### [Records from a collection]
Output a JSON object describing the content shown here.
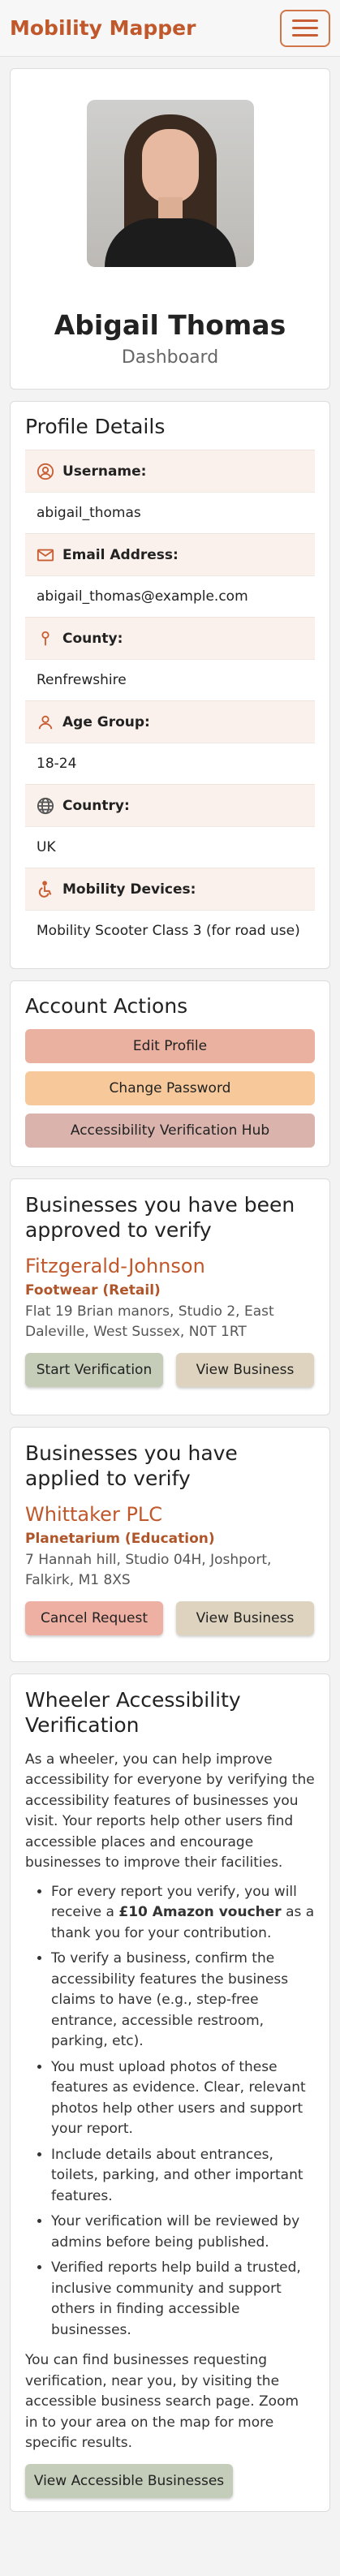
{
  "navbar": {
    "brand": "Mobility Mapper",
    "menu_icon": "hamburger-icon"
  },
  "profile": {
    "name": "Abigail Thomas",
    "subtitle": "Dashboard"
  },
  "details": {
    "title": "Profile Details",
    "fields": [
      {
        "label": "Username:",
        "value": "abigail_thomas",
        "icon": "user-circle-icon"
      },
      {
        "label": "Email Address:",
        "value": "abigail_thomas@example.com",
        "icon": "envelope-icon"
      },
      {
        "label": "County:",
        "value": "Renfrewshire",
        "icon": "map-pin-icon"
      },
      {
        "label": "Age Group:",
        "value": "18-24",
        "icon": "person-icon"
      },
      {
        "label": "Country:",
        "value": "UK",
        "icon": "globe-icon"
      },
      {
        "label": "Mobility Devices:",
        "value": "Mobility Scooter Class 3 (for road use)",
        "icon": "wheelchair-icon"
      }
    ]
  },
  "actions": {
    "title": "Account Actions",
    "edit": "Edit Profile",
    "password": "Change Password",
    "hub": "Accessibility Verification Hub"
  },
  "approved": {
    "title": "Businesses you have been approved to verify",
    "name": "Fitzgerald-Johnson",
    "category": "Footwear (Retail)",
    "address": "Flat 19 Brian manors, Studio 2, East Daleville, West Sussex, N0T 1RT",
    "start": "Start Verification",
    "view": "View Business"
  },
  "applied": {
    "title": "Businesses you have applied to verify",
    "name": "Whittaker PLC",
    "category": "Planetarium (Education)",
    "address": "7 Hannah hill, Studio 04H, Joshport, Falkirk, M1 8XS",
    "cancel": "Cancel Request",
    "view": "View Business"
  },
  "wheeler": {
    "title": "Wheeler Accessibility Verification",
    "intro": "As a wheeler, you can help improve accessibility for everyone by verifying the accessibility features of businesses you visit. Your reports help other users find accessible places and encourage businesses to improve their facilities.",
    "bullet1_pre": "For every report you verify, you will receive a ",
    "bullet1_bold": "£10 Amazon voucher",
    "bullet1_post": " as a thank you for your contribution.",
    "bullet2": "To verify a business, confirm the accessibility features the business claims to have (e.g., step-free entrance, accessible restroom, parking, etc).",
    "bullet3": "You must upload photos of these features as evidence. Clear, relevant photos help other users and support your report.",
    "bullet4": "Include details about entrances, toilets, parking, and other important features.",
    "bullet5": "Your verification will be reviewed by admins before being published.",
    "bullet6": "Verified reports help build a trusted, inclusive community and support others in finding accessible businesses.",
    "outro": "You can find businesses requesting verification, near you, by visiting the accessible business search page. Zoom in to your area on the map for more specific results.",
    "button": "View Accessible Businesses"
  },
  "colors": {
    "brand": "#c0582b",
    "label_bg": "#fbf1ec"
  }
}
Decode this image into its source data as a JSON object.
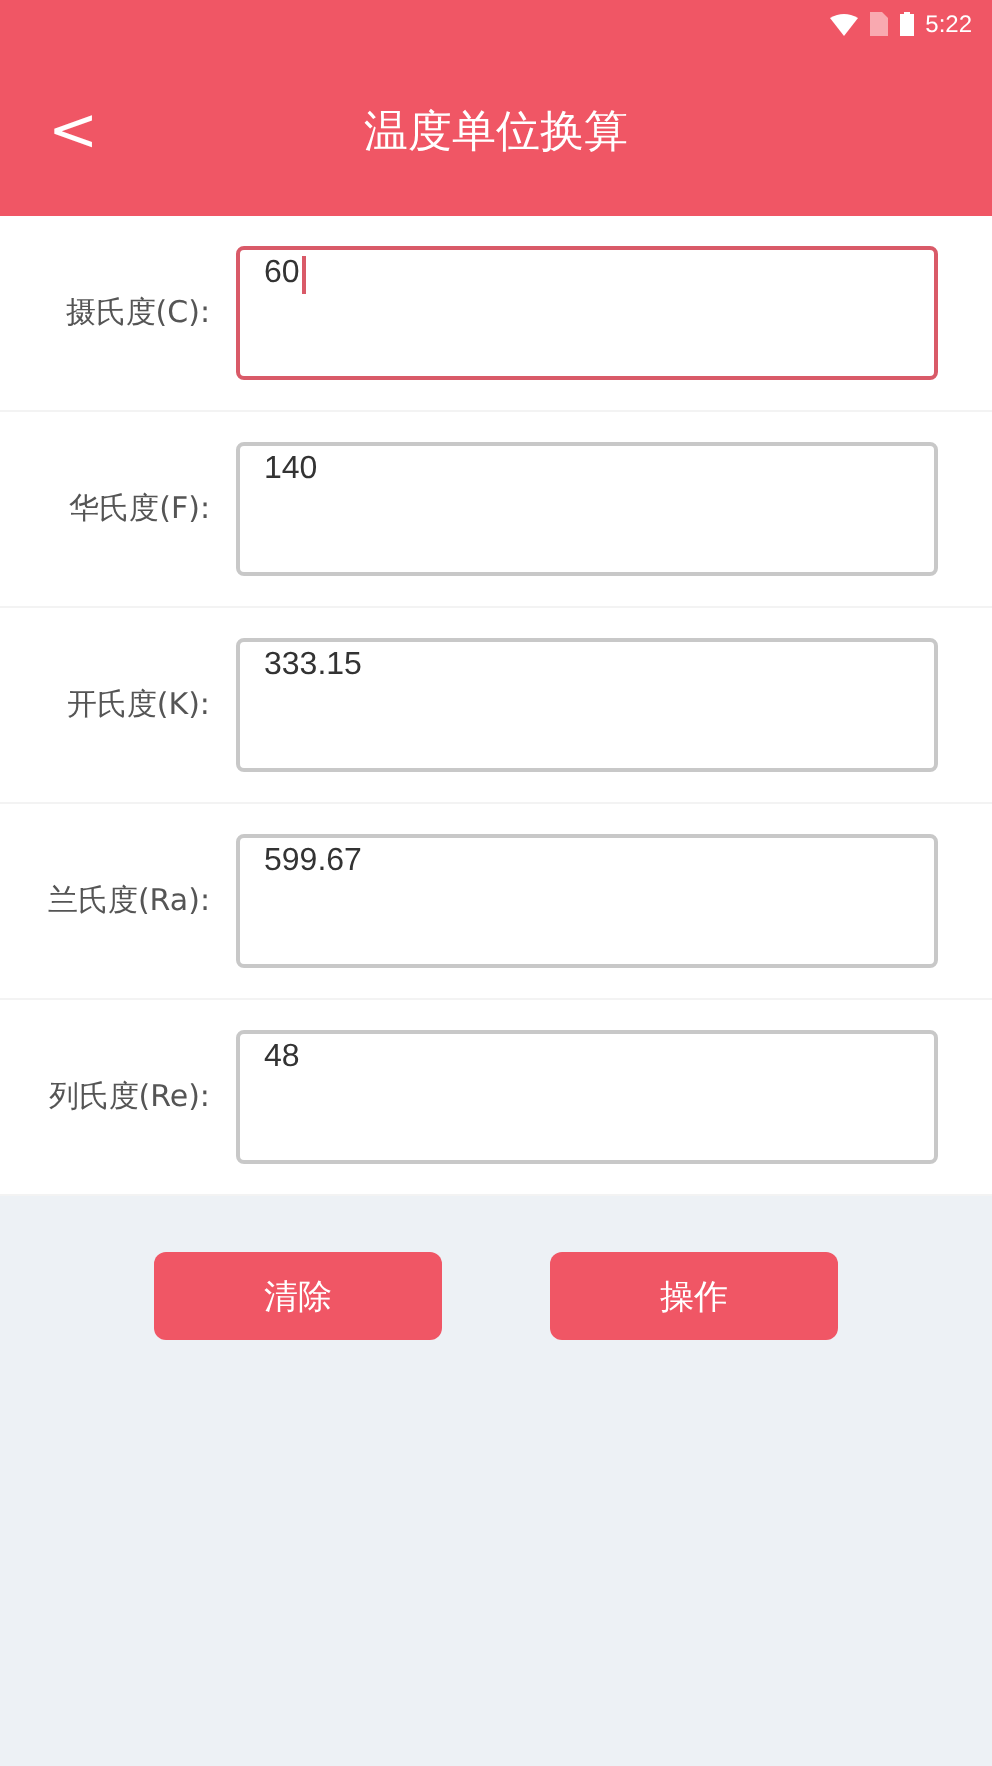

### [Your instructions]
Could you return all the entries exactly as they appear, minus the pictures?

### [Your solution]
Output a JSON object describing the content shown here.
{
  "navbar": {
    "brand": "Mobility Mapper",
    "menu_icon": "hamburger-icon"
  },
  "profile": {
    "name": "Abigail Thomas",
    "subtitle": "Dashboard"
  },
  "details": {
    "title": "Profile Details",
    "fields": [
      {
        "label": "Username:",
        "value": "abigail_thomas",
        "icon": "user-circle-icon"
      },
      {
        "label": "Email Address:",
        "value": "abigail_thomas@example.com",
        "icon": "envelope-icon"
      },
      {
        "label": "County:",
        "value": "Renfrewshire",
        "icon": "map-pin-icon"
      },
      {
        "label": "Age Group:",
        "value": "18-24",
        "icon": "person-icon"
      },
      {
        "label": "Country:",
        "value": "UK",
        "icon": "globe-icon"
      },
      {
        "label": "Mobility Devices:",
        "value": "Mobility Scooter Class 3 (for road use)",
        "icon": "wheelchair-icon"
      }
    ]
  },
  "actions": {
    "title": "Account Actions",
    "edit": "Edit Profile",
    "password": "Change Password",
    "hub": "Accessibility Verification Hub"
  },
  "approved": {
    "title": "Businesses you have been approved to verify",
    "name": "Fitzgerald-Johnson",
    "category": "Footwear (Retail)",
    "address": "Flat 19 Brian manors, Studio 2, East Daleville, West Sussex, N0T 1RT",
    "start": "Start Verification",
    "view": "View Business"
  },
  "applied": {
    "title": "Businesses you have applied to verify",
    "name": "Whittaker PLC",
    "category": "Planetarium (Education)",
    "address": "7 Hannah hill, Studio 04H, Joshport, Falkirk, M1 8XS",
    "cancel": "Cancel Request",
    "view": "View Business"
  },
  "wheeler": {
    "title": "Wheeler Accessibility Verification",
    "intro": "As a wheeler, you can help improve accessibility for everyone by verifying the accessibility features of businesses you visit. Your reports help other users find accessible places and encourage businesses to improve their facilities.",
    "bullet1_pre": "For every report you verify, you will receive a ",
    "bullet1_bold": "£10 Amazon voucher",
    "bullet1_post": " as a thank you for your contribution.",
    "bullet2": "To verify a business, confirm the accessibility features the business claims to have (e.g., step-free entrance, accessible restroom, parking, etc).",
    "bullet3": "You must upload photos of these features as evidence. Clear, relevant photos help other users and support your report.",
    "bullet4": "Include details about entrances, toilets, parking, and other important features.",
    "bullet5": "Your verification will be reviewed by admins before being published.",
    "bullet6": "Verified reports help build a trusted, inclusive community and support others in finding accessible businesses.",
    "outro": "You can find businesses requesting verification, near you, by visiting the accessible business search page. Zoom in to your area on the map for more specific results.",
    "button": "View Accessible Businesses"
  },
  "colors": {
    "brand": "#c0582b",
    "label_bg": "#fbf1ec"
  }
}
Decode this image into its source data as a JSON object.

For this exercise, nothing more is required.